Material shown
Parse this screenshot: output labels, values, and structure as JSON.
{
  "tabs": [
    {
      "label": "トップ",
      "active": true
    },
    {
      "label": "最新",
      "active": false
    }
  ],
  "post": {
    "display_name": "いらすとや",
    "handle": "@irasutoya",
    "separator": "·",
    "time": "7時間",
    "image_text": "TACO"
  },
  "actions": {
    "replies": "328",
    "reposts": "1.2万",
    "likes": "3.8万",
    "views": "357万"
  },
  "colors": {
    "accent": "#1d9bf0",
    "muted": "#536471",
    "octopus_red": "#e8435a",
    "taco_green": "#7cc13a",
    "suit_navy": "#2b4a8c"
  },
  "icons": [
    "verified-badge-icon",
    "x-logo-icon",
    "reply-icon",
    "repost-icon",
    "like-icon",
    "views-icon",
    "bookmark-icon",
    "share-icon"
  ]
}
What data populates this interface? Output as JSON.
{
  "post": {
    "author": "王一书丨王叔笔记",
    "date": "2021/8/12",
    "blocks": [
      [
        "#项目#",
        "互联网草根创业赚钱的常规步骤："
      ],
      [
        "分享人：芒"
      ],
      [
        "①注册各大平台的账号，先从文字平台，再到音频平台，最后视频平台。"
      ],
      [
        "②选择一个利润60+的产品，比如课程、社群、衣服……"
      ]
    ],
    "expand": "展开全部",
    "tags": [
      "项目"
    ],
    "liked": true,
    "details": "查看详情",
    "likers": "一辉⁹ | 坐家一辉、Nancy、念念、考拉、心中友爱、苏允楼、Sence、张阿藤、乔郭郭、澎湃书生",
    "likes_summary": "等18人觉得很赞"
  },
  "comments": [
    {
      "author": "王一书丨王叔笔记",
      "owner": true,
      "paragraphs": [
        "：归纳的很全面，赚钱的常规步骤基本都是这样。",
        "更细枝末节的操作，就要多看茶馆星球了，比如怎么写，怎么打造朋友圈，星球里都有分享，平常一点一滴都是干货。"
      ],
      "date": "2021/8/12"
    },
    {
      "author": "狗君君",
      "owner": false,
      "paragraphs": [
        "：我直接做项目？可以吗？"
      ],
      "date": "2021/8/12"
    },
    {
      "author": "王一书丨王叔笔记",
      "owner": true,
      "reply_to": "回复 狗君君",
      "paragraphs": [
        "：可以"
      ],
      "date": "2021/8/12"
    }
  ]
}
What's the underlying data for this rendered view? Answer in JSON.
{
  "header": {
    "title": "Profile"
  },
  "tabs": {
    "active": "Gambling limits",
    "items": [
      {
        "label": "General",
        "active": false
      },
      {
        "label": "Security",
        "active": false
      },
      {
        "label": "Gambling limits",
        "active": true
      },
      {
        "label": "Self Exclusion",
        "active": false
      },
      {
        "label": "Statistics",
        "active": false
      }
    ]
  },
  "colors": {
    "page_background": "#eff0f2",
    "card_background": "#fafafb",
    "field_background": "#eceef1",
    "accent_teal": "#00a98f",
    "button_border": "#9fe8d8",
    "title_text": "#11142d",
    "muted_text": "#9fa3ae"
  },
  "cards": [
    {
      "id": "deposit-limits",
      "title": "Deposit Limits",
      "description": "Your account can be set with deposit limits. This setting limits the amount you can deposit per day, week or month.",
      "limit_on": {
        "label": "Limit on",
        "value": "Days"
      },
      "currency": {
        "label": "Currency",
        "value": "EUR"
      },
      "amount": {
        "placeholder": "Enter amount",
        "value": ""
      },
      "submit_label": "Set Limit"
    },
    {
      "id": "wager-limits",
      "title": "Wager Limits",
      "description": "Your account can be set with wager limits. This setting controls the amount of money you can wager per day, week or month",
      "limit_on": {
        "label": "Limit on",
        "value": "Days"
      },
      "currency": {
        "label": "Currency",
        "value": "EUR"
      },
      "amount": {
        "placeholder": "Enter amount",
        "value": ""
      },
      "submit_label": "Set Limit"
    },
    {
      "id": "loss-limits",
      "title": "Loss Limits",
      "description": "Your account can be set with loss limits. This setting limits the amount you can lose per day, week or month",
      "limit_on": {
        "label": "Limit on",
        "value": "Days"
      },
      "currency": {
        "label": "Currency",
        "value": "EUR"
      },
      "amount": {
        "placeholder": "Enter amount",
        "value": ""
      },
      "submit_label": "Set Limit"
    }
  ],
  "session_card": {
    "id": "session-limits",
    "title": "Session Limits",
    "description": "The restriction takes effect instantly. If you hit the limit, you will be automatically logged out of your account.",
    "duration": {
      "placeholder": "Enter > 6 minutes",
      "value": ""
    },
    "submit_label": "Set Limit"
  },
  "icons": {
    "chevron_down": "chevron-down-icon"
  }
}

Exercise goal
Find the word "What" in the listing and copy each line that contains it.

Written reply
What data populates this interface? Output as JSON.
What's the underlying data for this rendered view? Answer in JSON.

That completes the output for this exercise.